The Office of the Prosecutor General is investigating if the communications cable between Estonia and Finland was also damaged by the anchor from the Chinese ship NewNew Polar Bear.
On Tuesday, the Finnish Border Guard said an anchor, likely belonging to the Hong Kong-flagged vessel, had been found near Balticconnector which most likely damaged the gas pipeline between Estonia and Finland.
At an emergency press conference, State Prosecutor Triinu Olev said it has already been established that damage to the communications cable was man-made. It will now try to identify who was behind the act and whether it was intentional.
"Damage on the cable suggests that it has been affected in some way from the outside. And the effects indicate that it is not caused by nature," said Olev.
She said man-made damage has also been found on the telecommunication cable between Estonia and Sweden and if the prosecution receives confirmation of this, then criminal proceedings will be expanded.
Prime Minister Kaja Kallas (Reform), who also participated in the press conference, said the cable between Estonia and Sweden has been repaired.
Kallas said there is reason to believe the damage in both incidents is related.
The NBI said it is difficult to contact the ship or its owners as the damage did not occur in Finnish territorial waters, only in its area of economic interest.
Kallas said that Estonia is also working with the theory that the vessel is involved. "We also emphasize that no version regarding the Estonian communication cables can be confirmed or denied," said Kallas.
Olev said the Estonian side is checking whether damage to the communication cable between Estonia and Finland has been caused by the same anchor. "If this should be the case, we can further decide what role was played by the NewNew Polar Bear," she said.
Both Finland and Estonia have approached China with a will to cooperate, said Kallas.
"We hope that this cooperation will be intensive.
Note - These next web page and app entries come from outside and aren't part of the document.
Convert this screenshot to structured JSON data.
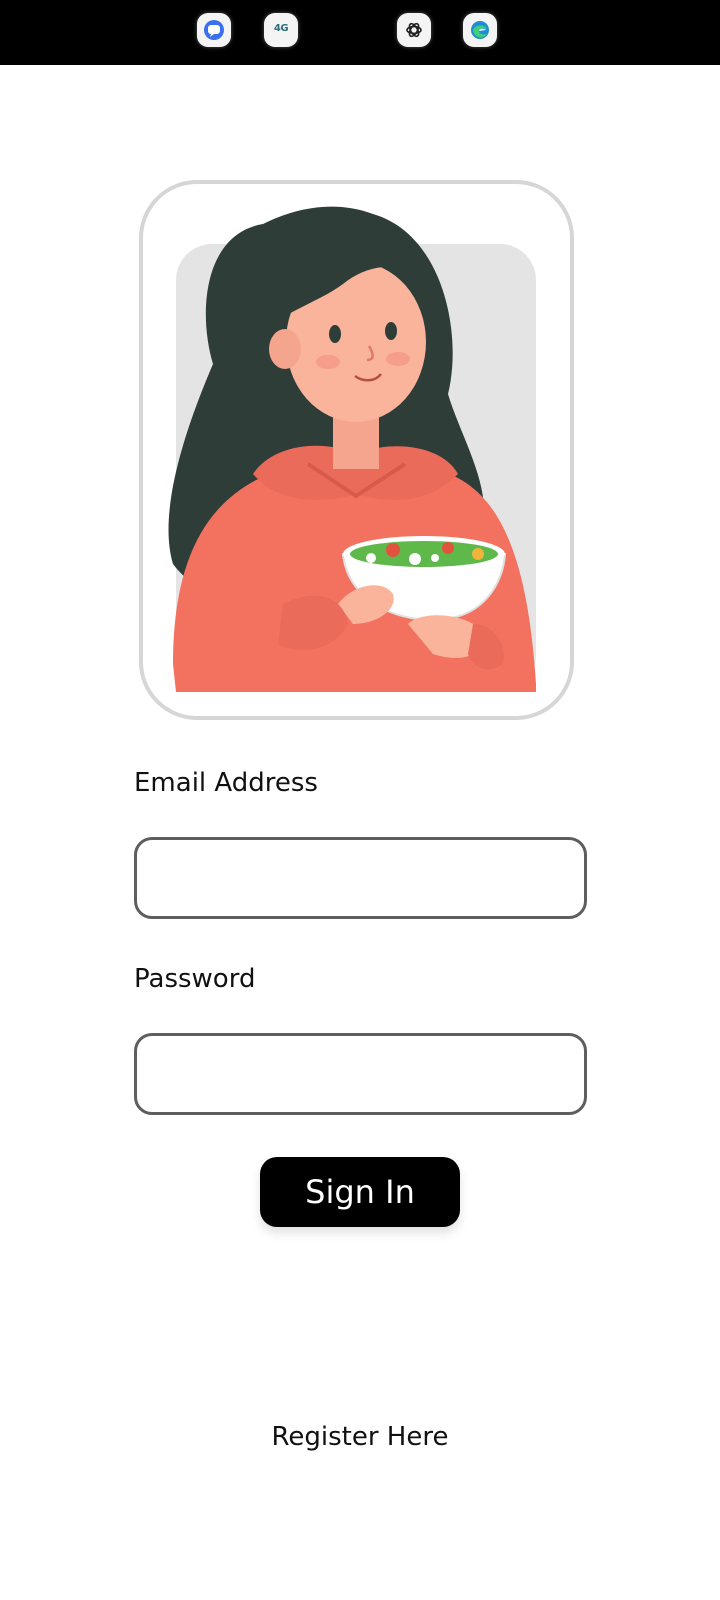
{
  "status_bar": {
    "background": "#000000",
    "icons": [
      {
        "name": "chat-bubble-icon",
        "color": "#3a6ff0"
      },
      {
        "name": "network-4g-icon",
        "text": "4G"
      },
      {
        "name": "openai-icon"
      },
      {
        "name": "edge-browser-icon",
        "color": "#1f8dd6"
      }
    ]
  },
  "login": {
    "email_label": "Email Address",
    "email_value": "",
    "password_label": "Password",
    "password_value": "",
    "signin_label": "Sign In",
    "register_label": "Register Here"
  },
  "colors": {
    "button_bg": "#000000",
    "button_text": "#ffffff",
    "input_border": "#5e5e5e",
    "frame_border": "#d6d6d6"
  }
}
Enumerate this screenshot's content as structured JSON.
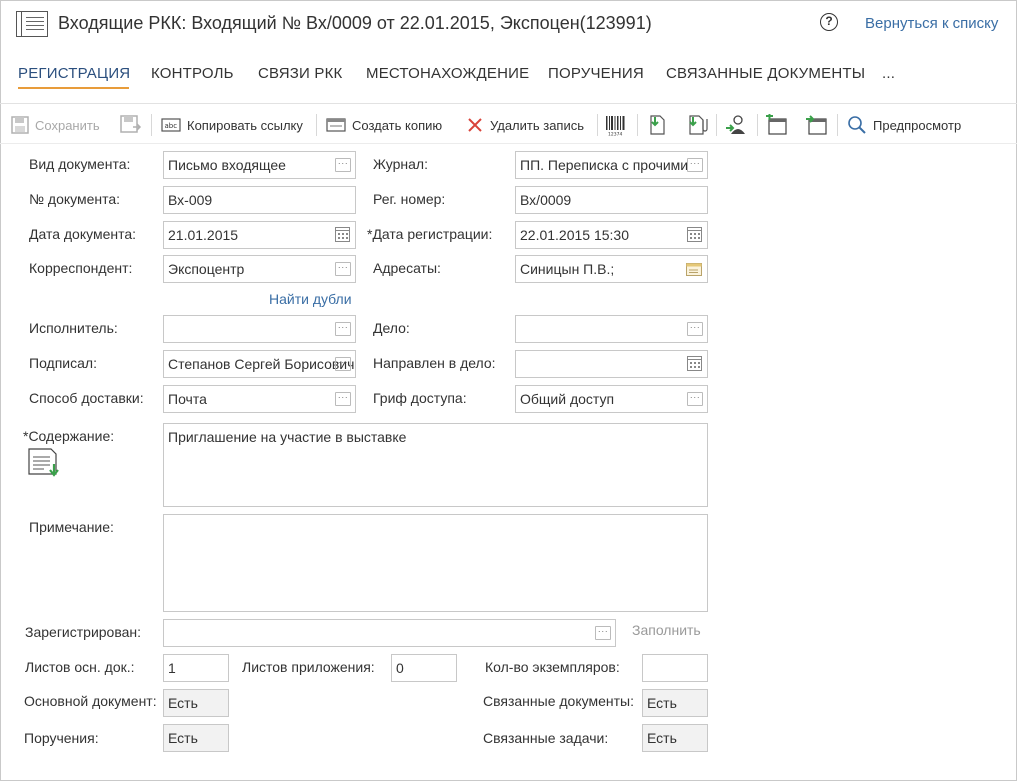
{
  "header": {
    "title": "Входящие РКК: Входящий № Вх/0009 от 22.01.2015, Экспоцен(123991)",
    "help": "?",
    "back_link": "Вернуться к списку"
  },
  "tabs": [
    {
      "label": "РЕГИСТРАЦИЯ"
    },
    {
      "label": "КОНТРОЛЬ"
    },
    {
      "label": "СВЯЗИ РКК"
    },
    {
      "label": "МЕСТОНАХОЖДЕНИЕ"
    },
    {
      "label": "ПОРУЧЕНИЯ"
    },
    {
      "label": "СВЯЗАННЫЕ ДОКУМЕНТЫ"
    },
    {
      "label": "..."
    }
  ],
  "toolbar": {
    "save": "Сохранить",
    "copy_link": "Копировать ссылку",
    "create_copy": "Создать копию",
    "delete": "Удалить запись",
    "preview": "Предпросмотр",
    "barcode_caption": "12374"
  },
  "form": {
    "doc_type": {
      "label": "Вид документа:",
      "value": "Письмо входящее"
    },
    "journal": {
      "label": "Журнал:",
      "value": "ПП. Переписка с прочими"
    },
    "doc_number": {
      "label": "№ документа:",
      "value": "Вх-009"
    },
    "reg_number": {
      "label": "Рег. номер:",
      "value": "Вх/0009"
    },
    "doc_date": {
      "label": "Дата документа:",
      "value": "21.01.2015"
    },
    "reg_date": {
      "label": "*Дата регистрации:",
      "value": "22.01.2015 15:30"
    },
    "correspondent": {
      "label": "Корреспондент:",
      "value": "Экспоцентр"
    },
    "addressees": {
      "label": "Адресаты:",
      "value": "Синицын П.В.;"
    },
    "find_duplicates": "Найти дубли",
    "executor": {
      "label": "Исполнитель:",
      "value": ""
    },
    "case": {
      "label": "Дело:",
      "value": ""
    },
    "signed": {
      "label": "Подписал:",
      "value": "Степанов Сергей Борисович"
    },
    "sent_to_case": {
      "label": "Направлен в дело:",
      "value": ""
    },
    "delivery": {
      "label": "Способ доставки:",
      "value": "Почта"
    },
    "access": {
      "label": "Гриф доступа:",
      "value": "Общий доступ"
    },
    "content": {
      "label": "*Содержание:",
      "value": "Приглашение на участие в выставке"
    },
    "note": {
      "label": "Примечание:",
      "value": ""
    },
    "registered": {
      "label": "Зарегистрирован:",
      "value": ""
    },
    "fill": "Заполнить",
    "main_sheets": {
      "label": "Листов осн. док.:",
      "value": "1"
    },
    "appendix_sheets": {
      "label": "Листов приложения:",
      "value": "0"
    },
    "copies": {
      "label": "Кол-во экземпляров:",
      "value": ""
    },
    "main_doc": {
      "label": "Основной документ:",
      "value": "Есть"
    },
    "related_docs": {
      "label": "Связанные документы:",
      "value": "Есть"
    },
    "orders": {
      "label": "Поручения:",
      "value": "Есть"
    },
    "related_tasks": {
      "label": "Связанные задачи:",
      "value": "Есть"
    }
  },
  "colors": {
    "accent": "#e89c3a",
    "link": "#3a6ea5",
    "icon_green": "#3aa04a"
  }
}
If it is caused by this vessel registered in China, China is also a signatory to the UN Convention on the Law of the Sea, under which damage to submarine infrastructure should be punishable as a criminal offense, and should therefore be prosecuted by that country accordingly," the prime minister said.
"If it is indeed the case that this version of the investigation is confirmed, we hope to continue to cooperate on the basis of these conventions on the law of the sea," she added.
ERR asked Kallas how China responded to Estonia's request. "In any case, this cooperation could be better and stronger, so that we can identify what happened anyway," answered Kallas.
"We didn't get the kind of contact that Finland or Estonia wanted in order to clarify the matter," said Kallas.
Olev said the goal is to reach the NewNew Polar Bear's team.
Kallas said the damage must be compensated even if it was accidental.
Editor: Aleksander Krjukov, Helen Wright